(Items from an interface collection)
▶
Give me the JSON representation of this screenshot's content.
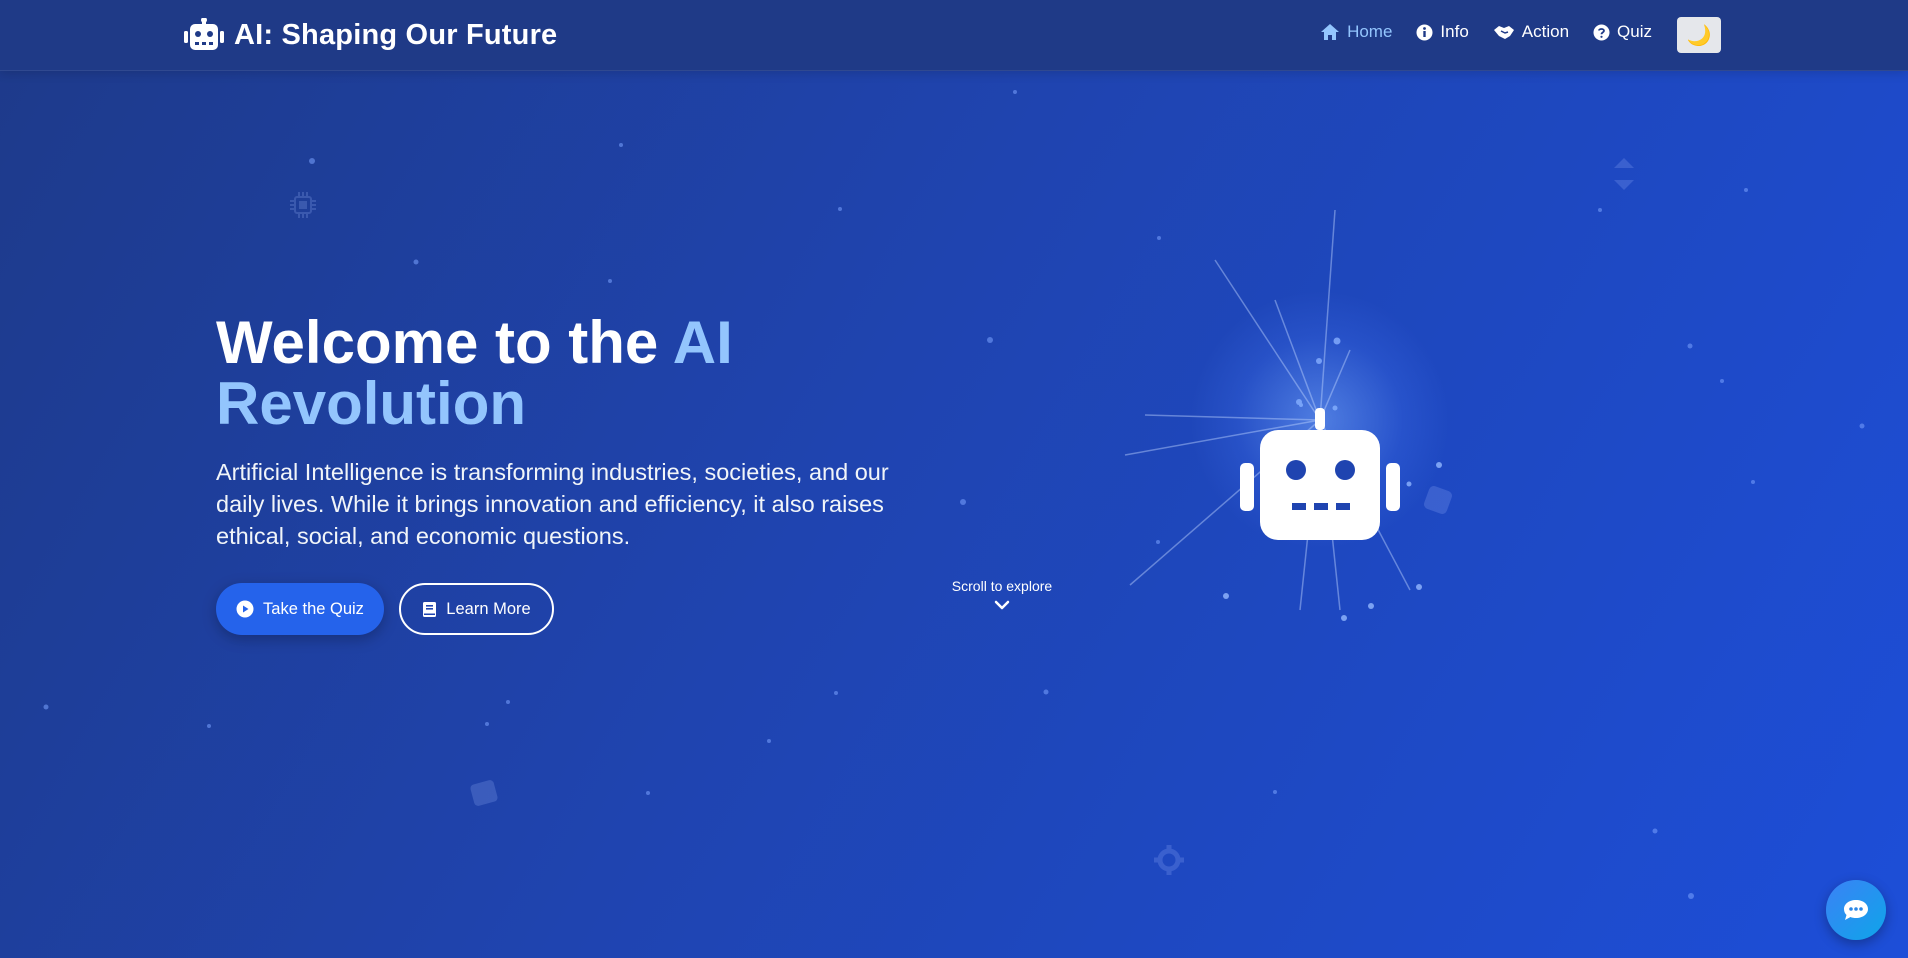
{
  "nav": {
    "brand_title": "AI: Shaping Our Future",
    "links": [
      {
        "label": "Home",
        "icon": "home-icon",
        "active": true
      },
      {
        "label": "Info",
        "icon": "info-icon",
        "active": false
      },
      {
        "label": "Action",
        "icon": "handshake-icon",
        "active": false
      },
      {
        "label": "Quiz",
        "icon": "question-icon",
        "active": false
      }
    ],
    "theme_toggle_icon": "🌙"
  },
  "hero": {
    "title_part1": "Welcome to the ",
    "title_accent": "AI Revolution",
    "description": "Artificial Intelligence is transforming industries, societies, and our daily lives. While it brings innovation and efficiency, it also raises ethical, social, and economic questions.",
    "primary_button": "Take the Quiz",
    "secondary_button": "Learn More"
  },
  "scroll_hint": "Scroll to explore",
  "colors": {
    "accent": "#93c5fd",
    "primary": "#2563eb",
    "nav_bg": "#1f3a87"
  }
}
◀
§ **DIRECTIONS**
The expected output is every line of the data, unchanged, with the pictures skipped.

§ **ANSWER SPACE**
Give me the JSON representation of this screenshot's content.
{
  "nav": {
    "brand_title": "AI: Shaping Our Future",
    "links": [
      {
        "label": "Home",
        "icon": "home-icon",
        "active": true
      },
      {
        "label": "Info",
        "icon": "info-icon",
        "active": false
      },
      {
        "label": "Action",
        "icon": "handshake-icon",
        "active": false
      },
      {
        "label": "Quiz",
        "icon": "question-icon",
        "active": false
      }
    ],
    "theme_toggle_icon": "🌙"
  },
  "hero": {
    "title_part1": "Welcome to the ",
    "title_accent": "AI Revolution",
    "description": "Artificial Intelligence is transforming industries, societies, and our daily lives. While it brings innovation and efficiency, it also raises ethical, social, and economic questions.",
    "primary_button": "Take the Quiz",
    "secondary_button": "Learn More"
  },
  "scroll_hint": "Scroll to explore",
  "colors": {
    "accent": "#93c5fd",
    "primary": "#2563eb",
    "nav_bg": "#1f3a87"
  }
}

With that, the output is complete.